Skills for the future report

Evolution not revolution: A skills perspective on advancing net zero

Northern Ireland needs a ‘skills evolution’ rather than a ‘skills revolution’ amongst its current workforce, a report investigating the skills required for a transition to a greener economy has found.

Contextualising the publication of the skills perspective for transitioning to a greener economy, current plans to deliver a new renewables-focused regional strategic planning policy due for delivery in 2024 include:

  • the delivery of an industry-led green skills delivery plan;
  • the development of a net zero accelerator fund; and
  • the launch of a public consultation on a new fuel poverty strategy.

Transitioning to a greener economy – a skills perspective, a research project led by Energy and Utility Skills aims to include the intelligence needed to ensure that all organisations involved in the advanced zero emission play their part in delivering the required skilled workforce. Consequentially, it aims to maximise the benefits to all sections of the Northern Ireland population.

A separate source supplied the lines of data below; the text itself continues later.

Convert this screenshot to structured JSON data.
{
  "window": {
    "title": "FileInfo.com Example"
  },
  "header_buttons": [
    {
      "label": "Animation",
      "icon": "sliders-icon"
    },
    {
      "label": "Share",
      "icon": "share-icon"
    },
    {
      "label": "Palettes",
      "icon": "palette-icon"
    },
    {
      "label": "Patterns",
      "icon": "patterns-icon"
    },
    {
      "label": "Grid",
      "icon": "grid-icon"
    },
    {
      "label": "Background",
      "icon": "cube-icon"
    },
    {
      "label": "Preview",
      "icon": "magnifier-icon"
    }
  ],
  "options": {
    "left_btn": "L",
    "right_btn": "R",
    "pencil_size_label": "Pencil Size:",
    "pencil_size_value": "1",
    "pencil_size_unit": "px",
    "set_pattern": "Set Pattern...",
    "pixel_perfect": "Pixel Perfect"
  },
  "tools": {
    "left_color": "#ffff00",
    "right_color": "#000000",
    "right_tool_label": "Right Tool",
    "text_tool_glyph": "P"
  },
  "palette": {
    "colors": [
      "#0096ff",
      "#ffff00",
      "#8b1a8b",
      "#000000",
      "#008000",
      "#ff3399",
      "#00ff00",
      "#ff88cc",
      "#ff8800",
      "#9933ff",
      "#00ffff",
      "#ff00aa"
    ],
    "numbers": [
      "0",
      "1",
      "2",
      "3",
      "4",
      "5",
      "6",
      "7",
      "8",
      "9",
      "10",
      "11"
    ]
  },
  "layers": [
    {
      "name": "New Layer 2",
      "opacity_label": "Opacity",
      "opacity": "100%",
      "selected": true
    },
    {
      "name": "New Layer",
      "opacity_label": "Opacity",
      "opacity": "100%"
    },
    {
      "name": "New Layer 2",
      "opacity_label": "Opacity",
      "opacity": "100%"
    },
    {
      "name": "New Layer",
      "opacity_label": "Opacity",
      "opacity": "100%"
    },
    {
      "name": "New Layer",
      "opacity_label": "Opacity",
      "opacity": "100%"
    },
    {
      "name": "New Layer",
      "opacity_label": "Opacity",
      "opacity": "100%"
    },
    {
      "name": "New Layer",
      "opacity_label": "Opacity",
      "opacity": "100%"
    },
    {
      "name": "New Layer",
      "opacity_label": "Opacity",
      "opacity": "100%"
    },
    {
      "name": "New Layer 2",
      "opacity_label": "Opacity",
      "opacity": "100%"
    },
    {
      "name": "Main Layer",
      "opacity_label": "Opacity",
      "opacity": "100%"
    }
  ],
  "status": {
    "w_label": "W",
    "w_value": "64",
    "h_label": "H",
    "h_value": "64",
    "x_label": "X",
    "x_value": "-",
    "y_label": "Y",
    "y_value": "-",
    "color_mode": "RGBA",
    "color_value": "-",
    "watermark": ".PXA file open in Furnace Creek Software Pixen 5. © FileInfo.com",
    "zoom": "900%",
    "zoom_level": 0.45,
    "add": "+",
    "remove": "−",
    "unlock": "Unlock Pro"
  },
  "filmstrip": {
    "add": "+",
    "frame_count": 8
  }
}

Covering eight relevant industries, the research outlines areas that are critical to the Northern Ireland economy moving forward. These are: large scale energy production, infrastructure, domestic low carbon technologies and energy efficiency, industrial processes, circular economy, transport, agriculture, and fisheries.

Industry-specific skills

Across the green industries and circular economy, the report states that there are industry-specific and generic skills that are growing in demand and will be crucial to achieving the transition to a net zero economy in Northern Ireland.

“Business skills such as project management, business and commercial, customer/stakeholder engagement, risk management and data analysis will not only be essential to the development of these industries, but they will also be demanded by a wider range of job roles than ever before,” the research outlines.

Additionally, the report acknowledges that digital skills and multi-skilling are increasingly crucial in jobs across all sectors, including those in the field workforce.

To accelerate skills growth across all sectors and thus increase the pace of the green transition within the economy, existing education, skills, and training are crucial. Therefore, successful pathways to competency are essential across the relevant workforces.

Educational pathways

Regarding entry-level opportunities, current programmes such as traineeships and the Skill Up programme aim to offer entry routes within the green industries. Additionally, the research acknowledges that current apprenticeships should review what opportunities are currently available within green industries specifically.

The report also acknowledges that further and higher education in Northern Ireland, despite being highly regarded needs to deliver more within current courses to facilitate for the green industry.

Furthermore, there is recognition that due to there being no standalone geoscience degrees available (undergraduate or postgraduate level), current students are travelling outside the region to study within this field, thus potentially leaving further skills shortages amongst the green industries.

In reflection of this, the research identifies that instead of a “skills revolution”, Northern Ireland needs a “skills evolution” amongst its current workforce to achieve a greener economy. To achieve this, upskilling is crucial, with possibilities for micro-credentials and skills passporting acknowledged.

Transferable skills

To decrease skills shortages, the report highlights key areas within current industries that could use transferable skills to accelerate the transition to a greener economy.

Oil and gas are the first industry that has the greatest potential for the supply of skills into green industries, particularly within the offshore wind industry and tidal power generation. Currently, Northern Ireland does not have a historic legacy of offshore engineering. Due to this, it is likely that this would require attracting and retaining these skills from other parts of the UK, Ireland, and further afield.

Advanced manufacturing and engineering is another industry that the research establishes could be upskilled through tailored conversion programmes, due to the natural employment projections suggesting the industries could lose around 14,000 jobs between 2020 and 2035.

Furthermore, fibre and telecom industries can facilitate the transfer of skills and therefore alleviate skills shortages.

The report establishes that on a broader basis, a “careers education, information, and guidance (CEAIG) needs to be reviewed in the context of better articulating up-to-date learning and careers pathways”, with the ultimate aim to “ensure all sections of the community are aware of and have access to meaningful employment in the green industries”.

Targeted promotion on transitioning skills for green industries is beneficial amongst focused groups within society, such as females, the long-term unemployed, those with physical or learning disabilities, or youth employment to further facilitate increased skills production. The research also encourages incentivisation and raising awareness through further educating the various groups in society.

Alleviating skills shortages

The research concludes that in order to alleviate skills shortages within the green industry, it will be important to consider “alternative routes to competence other than formal qualification structures”.

Furthermore, development is needed regarding clearer learning and career pathway opportunities. The report recommends that the Careers and Skills Portal for Northern Ireland should have a clear focus on supporting green industries and the circular economy. Employer input into curricula development is also essential to bring the current provisions up-to-date.

Focusing on a legislative perspective, the research recommends that government stakeholders and industry representatives should reflect on other greener economies, such as those in Scotland and Wales to address common challenges. Moreover, current accreditation and certificates in other regions should be acknowledged to ensure a “ready transfer of skills”.

Show More
Back to top button